Probably not. The constitutional pardon power is broad: The president “shall have power to grant reprieves and pardons for offenses against the United States, except in cases of impeachment.” The Constitution makes no mention of any power to revoke a pardon.
A president might, in certain narrow circumstances, be able to reverse his own pardon before it becomes official. In 2008, President George W. Bush pardoned convicted felon Isaac Toussie but then, upon learning that Toussie’s father had made large donations to Republican political groups, rescinded the pardon the very next day. Administration officials claimed the pardon had not yet been finalized because Toussie had not yet received formal notice of the pardon.
There is only limited and distant precedent for a president to revoke a prior president’s pardon. President Ulysses S. Grant revoked several pardons issued by his predecessor, in some instances claiming (like Bush) the pardons were not final because no formal notice had been made to the recipients. In the 150-plus years since Grant, no president has even attempted to rescind a pardon issued by a prior president.
Brenda (Switzerland): Is there any way the length of the presidential transition period can be changed?
It can happen, but it’s very unlikely.
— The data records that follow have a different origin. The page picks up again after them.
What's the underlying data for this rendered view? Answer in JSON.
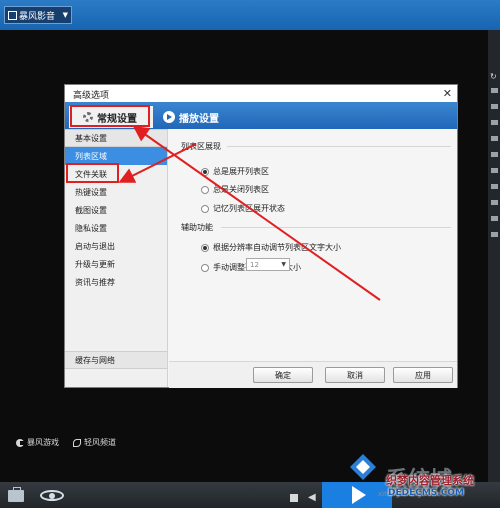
{
  "app": {
    "logo_text": "暴风影音",
    "bottom_links": [
      {
        "icon": "game-icon",
        "label": "暴风游戏"
      },
      {
        "icon": "feather-icon",
        "label": "轻风频道"
      }
    ]
  },
  "dialog": {
    "title": "高级选项",
    "tabs": [
      {
        "label": "常规设置",
        "icon": "gear-icon",
        "active": true
      },
      {
        "label": "播放设置",
        "icon": "play-settings-icon",
        "active": false
      }
    ],
    "sidebar": {
      "header": "基本设置",
      "items": [
        "列表区域",
        "文件关联",
        "热键设置",
        "截图设置",
        "隐私设置",
        "启动与退出",
        "升级与更新",
        "资讯与推荐"
      ],
      "footer": "缓存与网络",
      "selected": "列表区域"
    },
    "section_list": {
      "title": "列表区展现",
      "options": [
        {
          "label": "总是展开列表区",
          "checked": true
        },
        {
          "label": "总是关闭列表区",
          "checked": false
        },
        {
          "label": "记忆列表区展开状态",
          "checked": false
        }
      ]
    },
    "section_aux": {
      "title": "辅助功能",
      "options": [
        {
          "label": "根据分辨率自动调节列表区文字大小",
          "checked": true
        },
        {
          "label": "手动调整列表区文字大小",
          "checked": false
        }
      ],
      "font_size_value": "12"
    },
    "buttons": {
      "ok": "确定",
      "cancel": "取消",
      "apply": "应用"
    }
  },
  "watermark": {
    "title": "织梦内容管理系统",
    "url": "DEDECMS.COM",
    "site": "xitongcheng.com",
    "ghost": "系统城"
  },
  "colors": {
    "accent": "#2168b8",
    "selected": "#3c8ee3",
    "highlight": "#e02020"
  }
}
The presidential transition period runs from Election Day until Inauguration Day. The Constitution gives Congress the power to set a uniform nationwide election date, and Congress exercised that power back in 1845 by passing a law setting the date as the Tuesday after the first Monday in November. Congress could change that date by passing a new law, which of course would require majority votes in the House and Senate, plus the president’s signature. At the moment, there is no particular political movement to change the election date.
The 20th Amendment to the Constitution specifically sets the inauguration of the newly-elected president for noon on January 20. It therefore would require a constitutional amendment to change that date; such an amendment requires approval from two-thirds of the Senate and two-thirds of the House of Representatives, and ratification by three-fourths of all states (38 of the 50 states). (There are other even more complex ways to amend the Constitution as well).
Again, there does not seem to be anywhere near enough political momentum for such a change.
Robert (Missouri): Does the law allow customers or employees to sue a business if they were infected with Covid while at that business?
This exact question has become a sticking point in congressional negotiations over a Covid relief bill. Generally, Republicans in Congress favor laws giving immunity to businesses and other entities, making it difficult or impossible for people who were infected with Covid to sue for damages. The policy goal is to prevent an onslaught of costly lawsuits against businesses that already may be struggling for survival.
Democrats, on the other hand, generally oppose immunity. They argue there must be accountability for businesses if their negligence causes Covid infections, and people who are so infected should have the right to sue for damages.
There are available mid-points for compromise. For example, the law could require plaintiffs to make a higher showing than normal — gross negligence rather than negligence, for example — which would reduce but not eliminate lawsuits. But it appears Congress may simply punt on the issue, leaving it out of the current bill and delaying the debate for some later time.